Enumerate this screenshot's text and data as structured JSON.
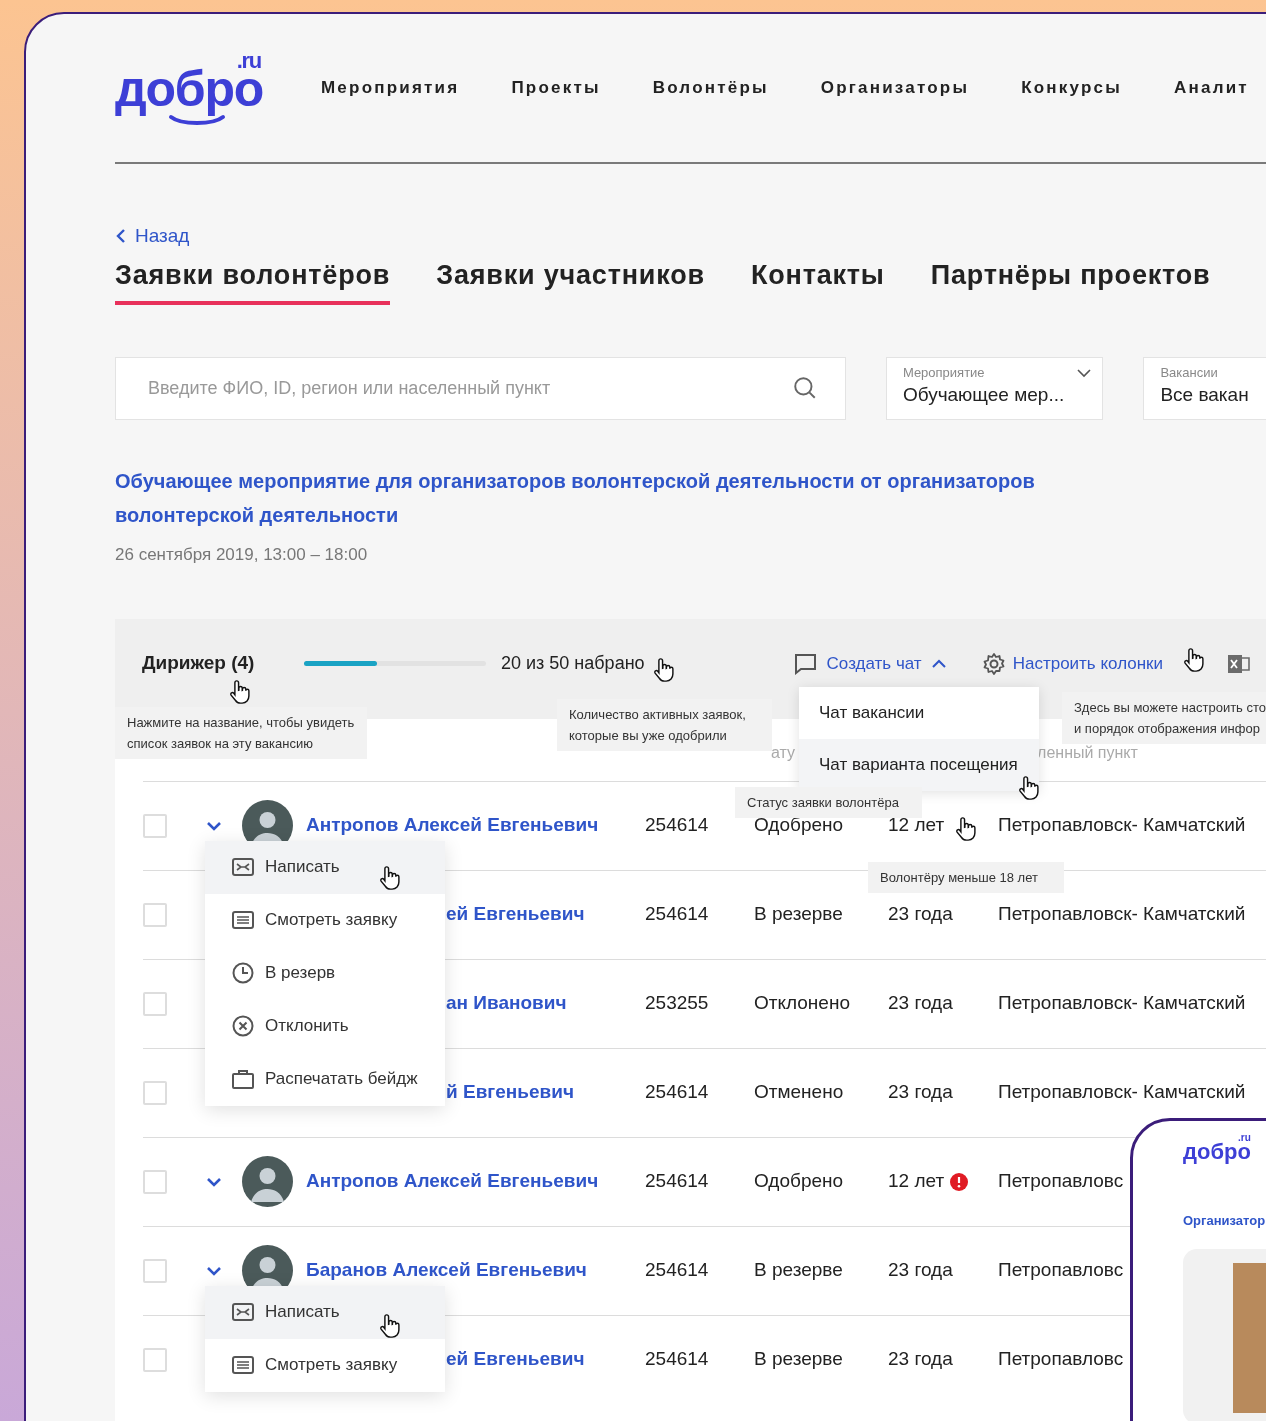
{
  "logo": {
    "text": "добро",
    "suffix": ".ru"
  },
  "nav": [
    "Мероприятия",
    "Проекты",
    "Волонтёры",
    "Организаторы",
    "Конкурсы",
    "Аналит"
  ],
  "back_link": "Назад",
  "tabs": [
    {
      "label": "Заявки волонтёров",
      "selected": true
    },
    {
      "label": "Заявки участников",
      "selected": false
    },
    {
      "label": "Контакты",
      "selected": false
    },
    {
      "label": "Партнёры проектов",
      "selected": false
    }
  ],
  "search": {
    "placeholder": "Введите ФИО, ID, регион или населенный пункт"
  },
  "filters": [
    {
      "label": "Мероприятие",
      "value": "Обучающее мер..."
    },
    {
      "label": "Вакансии",
      "value": "Все вакан"
    }
  ],
  "event": {
    "title": "Обучающее мероприятие для организаторов волонтерской деятельности от организаторов волонтерской деятельности",
    "date": "26 сентября 2019, 13:00 – 18:00"
  },
  "vacancy_bar": {
    "name": "Дирижер (4)",
    "level": 0.4,
    "count": "20 из 50 набрано",
    "create_chat": "Создать чат",
    "configure_columns": "Настроить колонки"
  },
  "chat_menu": [
    {
      "label": "Чат вакансии",
      "selected": false
    },
    {
      "label": "Чат варианта посещения",
      "selected": true
    }
  ],
  "table": {
    "header": {
      "column_1": "ату",
      "column_2": "ленный пункт"
    },
    "rows": [
      {
        "checked": false,
        "avatar": true,
        "name": "Антропов Алексей Евгеньевич",
        "id": "254614",
        "status": "Одобрено",
        "age": "12 лет",
        "alert": false,
        "city": "Петропавловск- Камчатский",
        "menu": [
          {
            "kind": "mail",
            "label": "Написать",
            "selected": true
          },
          {
            "kind": "document",
            "label": "Смотреть заявку",
            "selected": false
          },
          {
            "kind": "clock",
            "label": "В резерв",
            "selected": false
          },
          {
            "kind": "cancel",
            "label": "Отклонить",
            "selected": false
          },
          {
            "kind": "badge",
            "label": "Распечатать бейдж",
            "selected": false
          }
        ]
      },
      {
        "checked": false,
        "avatar": false,
        "name": "ей Евгеньевич",
        "id": "254614",
        "status": "В резерве",
        "age": "23 года",
        "alert": false,
        "city": "Петропавловск- Камчатский"
      },
      {
        "checked": false,
        "avatar": false,
        "name": "ан Иванович",
        "id": "253255",
        "status": "Отклонено",
        "age": "23 года",
        "alert": false,
        "city": "Петропавловск- Камчатский"
      },
      {
        "checked": false,
        "avatar": false,
        "name": "й Евгеньевич",
        "id": "254614",
        "status": "Отменено",
        "age": "23 года",
        "alert": false,
        "city": "Петропавловск- Камчатский"
      },
      {
        "checked": false,
        "avatar": true,
        "name": "Антропов Алексей Евгеньевич",
        "id": "254614",
        "status": "Одобрено",
        "age": "12 лет",
        "alert": true,
        "city": "Петропавловс"
      },
      {
        "checked": false,
        "avatar": true,
        "name": "Баранов Алексей Евгеньевич",
        "id": "254614",
        "status": "В резерве",
        "age": "23 года",
        "alert": false,
        "city": "Петропавловс",
        "menu": [
          {
            "kind": "mail",
            "label": "Написать",
            "selected": true
          },
          {
            "kind": "document",
            "label": "Смотреть заявку",
            "selected": false
          }
        ]
      },
      {
        "checked": false,
        "avatar": false,
        "name": "ей Евгеньевич",
        "id": "254614",
        "status": "В резерве",
        "age": "23 года",
        "alert": false,
        "city": "Петропавловс"
      }
    ]
  },
  "tooltips": [
    "Нажмите на название, чтобы увидеть\nсписок заявок на эту вакансию",
    "Количество активных заявок,\nкоторые вы уже одобрили",
    "Статус заявки волонтёра",
    "Волонтёру меньше 18 лет",
    "Здесь вы можете настроить сто\nи порядок отображения инфор"
  ],
  "inset": {
    "logo": "добро",
    "suffix": ".ru",
    "heading": "Организатор"
  }
}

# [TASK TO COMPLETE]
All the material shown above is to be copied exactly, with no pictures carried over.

# [ANSWER SECTION]
Enumerate this screenshot's text and data as structured JSON.
{
  "logo": {
    "text": "добро",
    "suffix": ".ru"
  },
  "nav": [
    "Мероприятия",
    "Проекты",
    "Волонтёры",
    "Организаторы",
    "Конкурсы",
    "Аналит"
  ],
  "back_link": "Назад",
  "tabs": [
    {
      "label": "Заявки волонтёров",
      "selected": true
    },
    {
      "label": "Заявки участников",
      "selected": false
    },
    {
      "label": "Контакты",
      "selected": false
    },
    {
      "label": "Партнёры проектов",
      "selected": false
    }
  ],
  "search": {
    "placeholder": "Введите ФИО, ID, регион или населенный пункт"
  },
  "filters": [
    {
      "label": "Мероприятие",
      "value": "Обучающее мер..."
    },
    {
      "label": "Вакансии",
      "value": "Все вакан"
    }
  ],
  "event": {
    "title": "Обучающее мероприятие для организаторов волонтерской деятельности от организаторов волонтерской деятельности",
    "date": "26 сентября 2019, 13:00 – 18:00"
  },
  "vacancy_bar": {
    "name": "Дирижер (4)",
    "level": 0.4,
    "count": "20 из 50 набрано",
    "create_chat": "Создать чат",
    "configure_columns": "Настроить колонки"
  },
  "chat_menu": [
    {
      "label": "Чат вакансии",
      "selected": false
    },
    {
      "label": "Чат варианта посещения",
      "selected": true
    }
  ],
  "table": {
    "header": {
      "column_1": "ату",
      "column_2": "ленный пункт"
    },
    "rows": [
      {
        "checked": false,
        "avatar": true,
        "name": "Антропов Алексей Евгеньевич",
        "id": "254614",
        "status": "Одобрено",
        "age": "12 лет",
        "alert": false,
        "city": "Петропавловск- Камчатский",
        "menu": [
          {
            "kind": "mail",
            "label": "Написать",
            "selected": true
          },
          {
            "kind": "document",
            "label": "Смотреть заявку",
            "selected": false
          },
          {
            "kind": "clock",
            "label": "В резерв",
            "selected": false
          },
          {
            "kind": "cancel",
            "label": "Отклонить",
            "selected": false
          },
          {
            "kind": "badge",
            "label": "Распечатать бейдж",
            "selected": false
          }
        ]
      },
      {
        "checked": false,
        "avatar": false,
        "name": "ей Евгеньевич",
        "id": "254614",
        "status": "В резерве",
        "age": "23 года",
        "alert": false,
        "city": "Петропавловск- Камчатский"
      },
      {
        "checked": false,
        "avatar": false,
        "name": "ан Иванович",
        "id": "253255",
        "status": "Отклонено",
        "age": "23 года",
        "alert": false,
        "city": "Петропавловск- Камчатский"
      },
      {
        "checked": false,
        "avatar": false,
        "name": "й Евгеньевич",
        "id": "254614",
        "status": "Отменено",
        "age": "23 года",
        "alert": false,
        "city": "Петропавловск- Камчатский"
      },
      {
        "checked": false,
        "avatar": true,
        "name": "Антропов Алексей Евгеньевич",
        "id": "254614",
        "status": "Одобрено",
        "age": "12 лет",
        "alert": true,
        "city": "Петропавловс"
      },
      {
        "checked": false,
        "avatar": true,
        "name": "Баранов Алексей Евгеньевич",
        "id": "254614",
        "status": "В резерве",
        "age": "23 года",
        "alert": false,
        "city": "Петропавловс",
        "menu": [
          {
            "kind": "mail",
            "label": "Написать",
            "selected": true
          },
          {
            "kind": "document",
            "label": "Смотреть заявку",
            "selected": false
          }
        ]
      },
      {
        "checked": false,
        "avatar": false,
        "name": "ей Евгеньевич",
        "id": "254614",
        "status": "В резерве",
        "age": "23 года",
        "alert": false,
        "city": "Петропавловс"
      }
    ]
  },
  "tooltips": [
    "Нажмите на название, чтобы увидеть\nсписок заявок на эту вакансию",
    "Количество активных заявок,\nкоторые вы уже одобрили",
    "Статус заявки волонтёра",
    "Волонтёру меньше 18 лет",
    "Здесь вы можете настроить сто\nи порядок отображения инфор"
  ],
  "inset": {
    "logo": "добро",
    "suffix": ".ru",
    "heading": "Организатор"
  }
}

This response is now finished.